## Dataset excerpts

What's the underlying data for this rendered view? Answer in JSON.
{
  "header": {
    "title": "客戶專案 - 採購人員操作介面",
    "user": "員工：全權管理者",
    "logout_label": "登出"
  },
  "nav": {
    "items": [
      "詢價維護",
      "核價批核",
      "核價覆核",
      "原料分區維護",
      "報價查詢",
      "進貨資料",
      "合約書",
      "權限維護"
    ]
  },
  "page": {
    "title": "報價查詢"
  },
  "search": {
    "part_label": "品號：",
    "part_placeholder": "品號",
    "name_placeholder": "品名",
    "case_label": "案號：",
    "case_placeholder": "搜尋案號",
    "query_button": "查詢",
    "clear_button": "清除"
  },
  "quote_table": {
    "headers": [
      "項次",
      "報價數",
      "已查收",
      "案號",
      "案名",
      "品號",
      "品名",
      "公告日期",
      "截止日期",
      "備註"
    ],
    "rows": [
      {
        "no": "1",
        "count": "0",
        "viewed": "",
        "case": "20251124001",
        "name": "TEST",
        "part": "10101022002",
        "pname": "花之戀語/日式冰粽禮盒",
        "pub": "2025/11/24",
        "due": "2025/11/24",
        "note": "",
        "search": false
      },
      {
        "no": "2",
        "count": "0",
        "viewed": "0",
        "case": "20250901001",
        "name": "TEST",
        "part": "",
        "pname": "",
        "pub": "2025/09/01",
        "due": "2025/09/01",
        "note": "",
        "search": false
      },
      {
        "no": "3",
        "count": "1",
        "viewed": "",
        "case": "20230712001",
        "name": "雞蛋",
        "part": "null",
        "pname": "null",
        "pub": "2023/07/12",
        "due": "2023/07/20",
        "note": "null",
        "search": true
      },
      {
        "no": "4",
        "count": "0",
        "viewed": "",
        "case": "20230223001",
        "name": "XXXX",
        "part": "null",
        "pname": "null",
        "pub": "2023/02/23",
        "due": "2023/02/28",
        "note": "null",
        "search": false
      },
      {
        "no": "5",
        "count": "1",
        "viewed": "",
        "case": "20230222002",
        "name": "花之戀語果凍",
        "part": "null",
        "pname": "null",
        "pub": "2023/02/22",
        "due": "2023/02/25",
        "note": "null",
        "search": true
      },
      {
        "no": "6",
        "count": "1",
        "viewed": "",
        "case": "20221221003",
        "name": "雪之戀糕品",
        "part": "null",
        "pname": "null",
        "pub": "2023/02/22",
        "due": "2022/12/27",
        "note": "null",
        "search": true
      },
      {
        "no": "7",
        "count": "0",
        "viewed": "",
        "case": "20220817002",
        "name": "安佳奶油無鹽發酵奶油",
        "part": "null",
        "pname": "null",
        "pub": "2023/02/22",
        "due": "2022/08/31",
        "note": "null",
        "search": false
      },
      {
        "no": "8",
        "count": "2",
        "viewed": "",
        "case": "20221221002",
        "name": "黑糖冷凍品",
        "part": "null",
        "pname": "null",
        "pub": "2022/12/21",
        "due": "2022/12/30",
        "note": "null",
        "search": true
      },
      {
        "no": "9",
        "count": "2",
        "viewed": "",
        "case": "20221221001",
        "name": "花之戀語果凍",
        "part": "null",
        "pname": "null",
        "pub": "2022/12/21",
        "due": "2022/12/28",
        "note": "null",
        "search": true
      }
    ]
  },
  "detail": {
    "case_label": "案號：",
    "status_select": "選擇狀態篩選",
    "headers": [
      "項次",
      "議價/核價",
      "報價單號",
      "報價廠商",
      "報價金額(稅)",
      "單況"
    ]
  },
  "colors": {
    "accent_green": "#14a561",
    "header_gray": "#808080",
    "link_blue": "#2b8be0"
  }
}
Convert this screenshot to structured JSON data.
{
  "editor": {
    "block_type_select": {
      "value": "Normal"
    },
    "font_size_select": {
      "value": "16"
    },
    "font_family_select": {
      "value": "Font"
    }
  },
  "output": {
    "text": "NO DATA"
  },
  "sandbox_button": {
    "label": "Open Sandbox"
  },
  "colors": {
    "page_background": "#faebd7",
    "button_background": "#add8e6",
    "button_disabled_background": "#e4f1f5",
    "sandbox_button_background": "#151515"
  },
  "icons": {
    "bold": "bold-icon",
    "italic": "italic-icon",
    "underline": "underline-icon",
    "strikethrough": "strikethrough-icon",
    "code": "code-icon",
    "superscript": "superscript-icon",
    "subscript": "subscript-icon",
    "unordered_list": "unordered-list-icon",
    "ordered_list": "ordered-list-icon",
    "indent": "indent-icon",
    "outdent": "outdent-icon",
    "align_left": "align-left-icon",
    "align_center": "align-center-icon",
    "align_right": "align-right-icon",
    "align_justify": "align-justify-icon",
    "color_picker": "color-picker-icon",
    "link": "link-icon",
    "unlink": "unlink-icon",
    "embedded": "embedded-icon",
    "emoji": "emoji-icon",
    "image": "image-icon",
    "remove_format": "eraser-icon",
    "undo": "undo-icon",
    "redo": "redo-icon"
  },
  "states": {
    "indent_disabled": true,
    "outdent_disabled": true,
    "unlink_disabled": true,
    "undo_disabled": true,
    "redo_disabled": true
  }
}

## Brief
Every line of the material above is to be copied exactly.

## Result below
What's the underlying data for this rendered view? Answer in JSON.
{
  "header": {
    "title": "客戶專案 - 採購人員操作介面",
    "user": "員工：全權管理者",
    "logout_label": "登出"
  },
  "nav": {
    "items": [
      "詢價維護",
      "核價批核",
      "核價覆核",
      "原料分區維護",
      "報價查詢",
      "進貨資料",
      "合約書",
      "權限維護"
    ]
  },
  "page": {
    "title": "報價查詢"
  },
  "search": {
    "part_label": "品號：",
    "part_placeholder": "品號",
    "name_placeholder": "品名",
    "case_label": "案號：",
    "case_placeholder": "搜尋案號",
    "query_button": "查詢",
    "clear_button": "清除"
  },
  "quote_table": {
    "headers": [
      "項次",
      "報價數",
      "已查收",
      "案號",
      "案名",
      "品號",
      "品名",
      "公告日期",
      "截止日期",
      "備註"
    ],
    "rows": [
      {
        "no": "1",
        "count": "0",
        "viewed": "",
        "case": "20251124001",
        "name": "TEST",
        "part": "10101022002",
        "pname": "花之戀語/日式冰粽禮盒",
        "pub": "2025/11/24",
        "due": "2025/11/24",
        "note": "",
        "search": false
      },
      {
        "no": "2",
        "count": "0",
        "viewed": "0",
        "case": "20250901001",
        "name": "TEST",
        "part": "",
        "pname": "",
        "pub": "2025/09/01",
        "due": "2025/09/01",
        "note": "",
        "search": false
      },
      {
        "no": "3",
        "count": "1",
        "viewed": "",
        "case": "20230712001",
        "name": "雞蛋",
        "part": "null",
        "pname": "null",
        "pub": "2023/07/12",
        "due": "2023/07/20",
        "note": "null",
        "search": true
      },
      {
        "no": "4",
        "count": "0",
        "viewed": "",
        "case": "20230223001",
        "name": "XXXX",
        "part": "null",
        "pname": "null",
        "pub": "2023/02/23",
        "due": "2023/02/28",
        "note": "null",
        "search": false
      },
      {
        "no": "5",
        "count": "1",
        "viewed": "",
        "case": "20230222002",
        "name": "花之戀語果凍",
        "part": "null",
        "pname": "null",
        "pub": "2023/02/22",
        "due": "2023/02/25",
        "note": "null",
        "search": true
      },
      {
        "no": "6",
        "count": "1",
        "viewed": "",
        "case": "20221221003",
        "name": "雪之戀糕品",
        "part": "null",
        "pname": "null",
        "pub": "2023/02/22",
        "due": "2022/12/27",
        "note": "null",
        "search": true
      },
      {
        "no": "7",
        "count": "0",
        "viewed": "",
        "case": "20220817002",
        "name": "安佳奶油無鹽發酵奶油",
        "part": "null",
        "pname": "null",
        "pub": "2023/02/22",
        "due": "2022/08/31",
        "note": "null",
        "search": false
      },
      {
        "no": "8",
        "count": "2",
        "viewed": "",
        "case": "20221221002",
        "name": "黑糖冷凍品",
        "part": "null",
        "pname": "null",
        "pub": "2022/12/21",
        "due": "2022/12/30",
        "note": "null",
        "search": true
      },
      {
        "no": "9",
        "count": "2",
        "viewed": "",
        "case": "20221221001",
        "name": "花之戀語果凍",
        "part": "null",
        "pname": "null",
        "pub": "2022/12/21",
        "due": "2022/12/28",
        "note": "null",
        "search": true
      }
    ]
  },
  "detail": {
    "case_label": "案號：",
    "status_select": "選擇狀態篩選",
    "headers": [
      "項次",
      "議價/核價",
      "報價單號",
      "報價廠商",
      "報價金額(稅)",
      "單況"
    ]
  },
  "colors": {
    "accent_green": "#14a561",
    "header_gray": "#808080",
    "link_blue": "#2b8be0"
  }
}
Convert this screenshot to structured JSON data.
{
  "editor": {
    "block_type_select": {
      "value": "Normal"
    },
    "font_size_select": {
      "value": "16"
    },
    "font_family_select": {
      "value": "Font"
    }
  },
  "output": {
    "text": "NO DATA"
  },
  "sandbox_button": {
    "label": "Open Sandbox"
  },
  "colors": {
    "page_background": "#faebd7",
    "button_background": "#add8e6",
    "button_disabled_background": "#e4f1f5",
    "sandbox_button_background": "#151515"
  },
  "icons": {
    "bold": "bold-icon",
    "italic": "italic-icon",
    "underline": "underline-icon",
    "strikethrough": "strikethrough-icon",
    "code": "code-icon",
    "superscript": "superscript-icon",
    "subscript": "subscript-icon",
    "unordered_list": "unordered-list-icon",
    "ordered_list": "ordered-list-icon",
    "indent": "indent-icon",
    "outdent": "outdent-icon",
    "align_left": "align-left-icon",
    "align_center": "align-center-icon",
    "align_right": "align-right-icon",
    "align_justify": "align-justify-icon",
    "color_picker": "color-picker-icon",
    "link": "link-icon",
    "unlink": "unlink-icon",
    "embedded": "embedded-icon",
    "emoji": "emoji-icon",
    "image": "image-icon",
    "remove_format": "eraser-icon",
    "undo": "undo-icon",
    "redo": "redo-icon"
  },
  "states": {
    "indent_disabled": true,
    "outdent_disabled": true,
    "unlink_disabled": true,
    "undo_disabled": true,
    "redo_disabled": true
  }
}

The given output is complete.